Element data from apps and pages
☆ ☆ ☆ ☆ ☆
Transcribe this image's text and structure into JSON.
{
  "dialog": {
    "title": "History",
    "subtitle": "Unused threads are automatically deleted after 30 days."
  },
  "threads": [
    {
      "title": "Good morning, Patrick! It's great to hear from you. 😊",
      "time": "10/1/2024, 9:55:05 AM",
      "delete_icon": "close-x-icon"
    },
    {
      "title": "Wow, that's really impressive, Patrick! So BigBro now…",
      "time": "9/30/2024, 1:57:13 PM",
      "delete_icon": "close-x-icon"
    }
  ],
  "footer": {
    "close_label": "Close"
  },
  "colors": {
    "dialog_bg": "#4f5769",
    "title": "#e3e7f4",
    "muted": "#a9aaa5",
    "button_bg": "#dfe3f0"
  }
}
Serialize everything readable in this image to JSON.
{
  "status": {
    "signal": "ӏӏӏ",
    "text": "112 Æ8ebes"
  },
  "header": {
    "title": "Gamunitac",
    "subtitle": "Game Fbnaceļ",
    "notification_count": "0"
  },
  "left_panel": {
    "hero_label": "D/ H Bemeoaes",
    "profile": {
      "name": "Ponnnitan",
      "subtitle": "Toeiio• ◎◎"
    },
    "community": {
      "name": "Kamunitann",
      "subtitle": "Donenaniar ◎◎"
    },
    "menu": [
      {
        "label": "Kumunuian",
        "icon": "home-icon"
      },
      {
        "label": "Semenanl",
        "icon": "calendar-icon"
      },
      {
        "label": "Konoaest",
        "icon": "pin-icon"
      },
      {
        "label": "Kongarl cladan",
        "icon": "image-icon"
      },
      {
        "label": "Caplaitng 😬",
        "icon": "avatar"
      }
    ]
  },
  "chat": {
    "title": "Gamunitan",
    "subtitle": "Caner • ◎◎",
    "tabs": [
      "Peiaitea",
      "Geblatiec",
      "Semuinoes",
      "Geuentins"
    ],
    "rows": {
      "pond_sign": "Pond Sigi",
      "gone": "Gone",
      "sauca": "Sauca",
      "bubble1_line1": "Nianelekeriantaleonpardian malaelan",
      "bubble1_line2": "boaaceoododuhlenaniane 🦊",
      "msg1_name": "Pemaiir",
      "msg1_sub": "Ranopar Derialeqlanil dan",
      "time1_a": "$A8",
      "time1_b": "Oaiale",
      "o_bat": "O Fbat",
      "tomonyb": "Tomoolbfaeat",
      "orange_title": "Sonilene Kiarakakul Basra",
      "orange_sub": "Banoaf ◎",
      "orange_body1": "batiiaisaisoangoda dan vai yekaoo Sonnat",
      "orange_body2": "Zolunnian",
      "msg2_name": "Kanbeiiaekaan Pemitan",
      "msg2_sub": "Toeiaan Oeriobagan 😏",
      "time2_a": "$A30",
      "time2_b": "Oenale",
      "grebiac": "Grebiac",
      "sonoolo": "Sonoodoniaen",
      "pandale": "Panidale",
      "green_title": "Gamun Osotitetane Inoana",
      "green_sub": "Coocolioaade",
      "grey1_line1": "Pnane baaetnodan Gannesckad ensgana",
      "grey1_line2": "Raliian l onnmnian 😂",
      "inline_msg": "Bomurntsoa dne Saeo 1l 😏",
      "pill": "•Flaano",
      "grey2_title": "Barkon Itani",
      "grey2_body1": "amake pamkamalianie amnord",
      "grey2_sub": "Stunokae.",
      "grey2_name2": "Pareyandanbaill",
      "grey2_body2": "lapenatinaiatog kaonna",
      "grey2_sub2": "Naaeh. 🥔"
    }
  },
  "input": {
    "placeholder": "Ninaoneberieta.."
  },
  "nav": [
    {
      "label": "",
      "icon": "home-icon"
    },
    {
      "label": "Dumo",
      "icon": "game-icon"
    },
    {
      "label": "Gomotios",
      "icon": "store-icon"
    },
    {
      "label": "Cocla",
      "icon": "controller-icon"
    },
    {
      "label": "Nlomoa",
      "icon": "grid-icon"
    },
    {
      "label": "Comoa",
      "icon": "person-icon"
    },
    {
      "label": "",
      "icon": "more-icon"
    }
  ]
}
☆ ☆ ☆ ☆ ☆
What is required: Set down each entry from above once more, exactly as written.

Task answer:
Transcribe this image's text and structure into JSON.
{
  "dialog": {
    "title": "History",
    "subtitle": "Unused threads are automatically deleted after 30 days."
  },
  "threads": [
    {
      "title": "Good morning, Patrick! It's great to hear from you. 😊",
      "time": "10/1/2024, 9:55:05 AM",
      "delete_icon": "close-x-icon"
    },
    {
      "title": "Wow, that's really impressive, Patrick! So BigBro now…",
      "time": "9/30/2024, 1:57:13 PM",
      "delete_icon": "close-x-icon"
    }
  ],
  "footer": {
    "close_label": "Close"
  },
  "colors": {
    "dialog_bg": "#4f5769",
    "title": "#e3e7f4",
    "muted": "#a9aaa5",
    "button_bg": "#dfe3f0"
  }
}
Serialize everything readable in this image to JSON.
{
  "status": {
    "signal": "ӏӏӏ",
    "text": "112 Æ8ebes"
  },
  "header": {
    "title": "Gamunitac",
    "subtitle": "Game Fbnaceļ",
    "notification_count": "0"
  },
  "left_panel": {
    "hero_label": "D/ H Bemeoaes",
    "profile": {
      "name": "Ponnnitan",
      "subtitle": "Toeiio• ◎◎"
    },
    "community": {
      "name": "Kamunitann",
      "subtitle": "Donenaniar ◎◎"
    },
    "menu": [
      {
        "label": "Kumunuian",
        "icon": "home-icon"
      },
      {
        "label": "Semenanl",
        "icon": "calendar-icon"
      },
      {
        "label": "Konoaest",
        "icon": "pin-icon"
      },
      {
        "label": "Kongarl cladan",
        "icon": "image-icon"
      },
      {
        "label": "Caplaitng 😬",
        "icon": "avatar"
      }
    ]
  },
  "chat": {
    "title": "Gamunitan",
    "subtitle": "Caner • ◎◎",
    "tabs": [
      "Peiaitea",
      "Geblatiec",
      "Semuinoes",
      "Geuentins"
    ],
    "rows": {
      "pond_sign": "Pond Sigi",
      "gone": "Gone",
      "sauca": "Sauca",
      "bubble1_line1": "Nianelekeriantaleonpardian malaelan",
      "bubble1_line2": "boaaceoododuhlenaniane 🦊",
      "msg1_name": "Pemaiir",
      "msg1_sub": "Ranopar Derialeqlanil dan",
      "time1_a": "$A8",
      "time1_b": "Oaiale",
      "o_bat": "O Fbat",
      "tomonyb": "Tomoolbfaeat",
      "orange_title": "Sonilene Kiarakakul Basra",
      "orange_sub": "Banoaf ◎",
      "orange_body1": "batiiaisaisoangoda dan vai yekaoo Sonnat",
      "orange_body2": "Zolunnian",
      "msg2_name": "Kanbeiiaekaan Pemitan",
      "msg2_sub": "Toeiaan Oeriobagan 😏",
      "time2_a": "$A30",
      "time2_b": "Oenale",
      "grebiac": "Grebiac",
      "sonoolo": "Sonoodoniaen",
      "pandale": "Panidale",
      "green_title": "Gamun Osotitetane Inoana",
      "green_sub": "Coocolioaade",
      "grey1_line1": "Pnane baaetnodan Gannesckad ensgana",
      "grey1_line2": "Raliian l onnmnian 😂",
      "inline_msg": "Bomurntsoa dne Saeo 1l 😏",
      "pill": "•Flaano",
      "grey2_title": "Barkon Itani",
      "grey2_body1": "amake pamkamalianie amnord",
      "grey2_sub": "Stunokae.",
      "grey2_name2": "Pareyandanbaill",
      "grey2_body2": "lapenatinaiatog kaonna",
      "grey2_sub2": "Naaeh. 🥔"
    }
  },
  "input": {
    "placeholder": "Ninaoneberieta.."
  },
  "nav": [
    {
      "label": "",
      "icon": "home-icon"
    },
    {
      "label": "Dumo",
      "icon": "game-icon"
    },
    {
      "label": "Gomotios",
      "icon": "store-icon"
    },
    {
      "label": "Cocla",
      "icon": "controller-icon"
    },
    {
      "label": "Nlomoa",
      "icon": "grid-icon"
    },
    {
      "label": "Comoa",
      "icon": "person-icon"
    },
    {
      "label": "",
      "icon": "more-icon"
    }
  ]
}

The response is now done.